Risk-taking Dallas dealer embraced Datsun in "60s
Earliest Nissan involvement: Early 1960s
Role: Dealer and distributor in Dallas
Key influence: Gave Datsun a foothold beyond the East and West coasts
It was junk, really — glass knickknacks and miniature metal Ferris wheels. But junk or not, you couldn't buy it in Dallas. And for that reason alone, Talley knew he could turn a profit selling the novelties door to door in his hometown.
Thirty years later, that same entrepreneurial spirit led Talley to Nissan Motor Co. and its fledgling Datsun brand. In her book Driving from Japan: Japanese Cars in America, author Wanda James lists Clarence Talley Automobile Co. among the earliest Datsun distributors in the United States.
Talley died in 1988. His son, Dick Talley, vividly remembers Datsuns lined up in his father's downtown Dallas showroom. The plain little Datsuns were clearly a sideshow, as was the sprinkling of other Japanese brands in Talley's diverse inventory. His main business was European imports, particularly British racing cars and Volkswagen.
Slow to start
“It didn't kick off at the beginning,” Dick Talley says of Datsun sales. “This was not long after the war, and a lot of people were resentful. And the Japanese had to work twice as hard at proving they could build a quality product.”
In fact, the public perception of Datsun was not that different from the trinkets Talley once hauled from New Orleans, Dick Talley says. Customers compared the simple econoboxes to toy cars made of tin. His competitors were even harsher.
“There were all kinds of comments made,” Talley says. “It's the automotive game of make yours look better than everyone else's.”

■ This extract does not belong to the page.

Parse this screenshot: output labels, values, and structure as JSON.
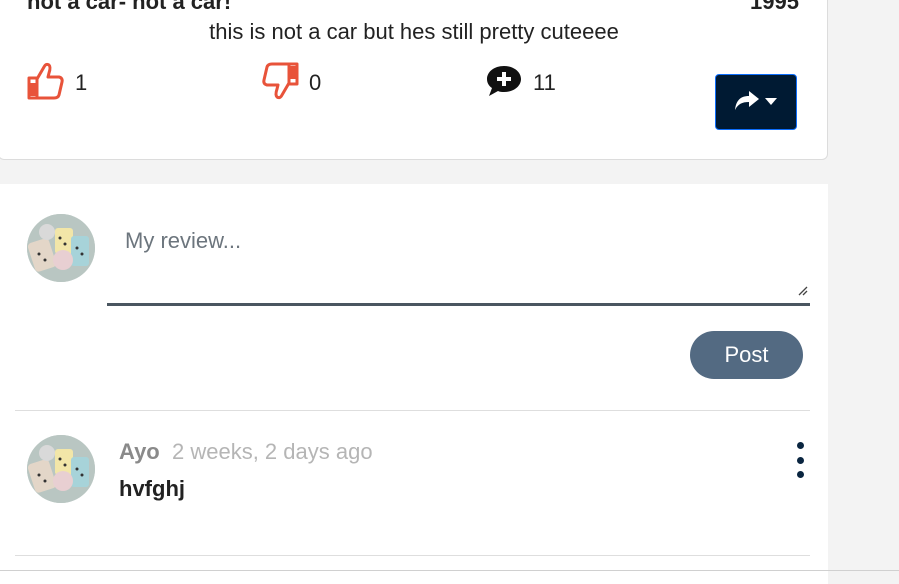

Clarence Talley had his work cut out for him. Nissan was concentrating its efforts on the East and West coasts. And although Nissan set up its first regional sales office outside of California in Houston in 1961, the middle of the country wasn't seen as an important market, according to Nissan/Datsun: A History of Nissan Motor Corporation in the U.S.A., 1960-1980.
Attributing R.L. Polk & Co., the book's author, John B. Rae, lists Datsun sales in the nine-state Houston region at just 98 vehicles in 1961. Granted, all but eight of those vehicles were sold in Texas, but Datsuns were still a rarity. That's exactly what made them attractive to his father, Dick Talley says.
Clarence Talley found a niche market for Datsuns in soldiers just back from Korea who were returning to school and needed something cheap with good gas mileage. Another target was open-minded professionals looking for something different.
Listening to dealers
In the early 1970s, Datsun turned the corner with its image, Talley says. He gives all the credit to the factory, which he says listened to dealers like his father and modified the vehicles based on the dealers' knowledge of the United States.
“If you tell the Japanese they made a mistake, they will stop production right then and there until they get it fixed,” Dick Talley says. “Because of that attitude, that's made them very successful through the years.”
Clarence Talley's relationship with Nissan was relatively short compared to his more than 40-year career in the car business. Although he doesn't recall the exact details, Dick Talley thinks his father sold the Datsun franchise in the 1970s when Volkswagen began demanding that its dealers be exclusive.
Asked whether his father would be surprised to see how far Nissan has come in the United States since then, Dick Talley says: “There's no doubt in my mind. I think he would wonder, "Why in the world didn't I do that?' “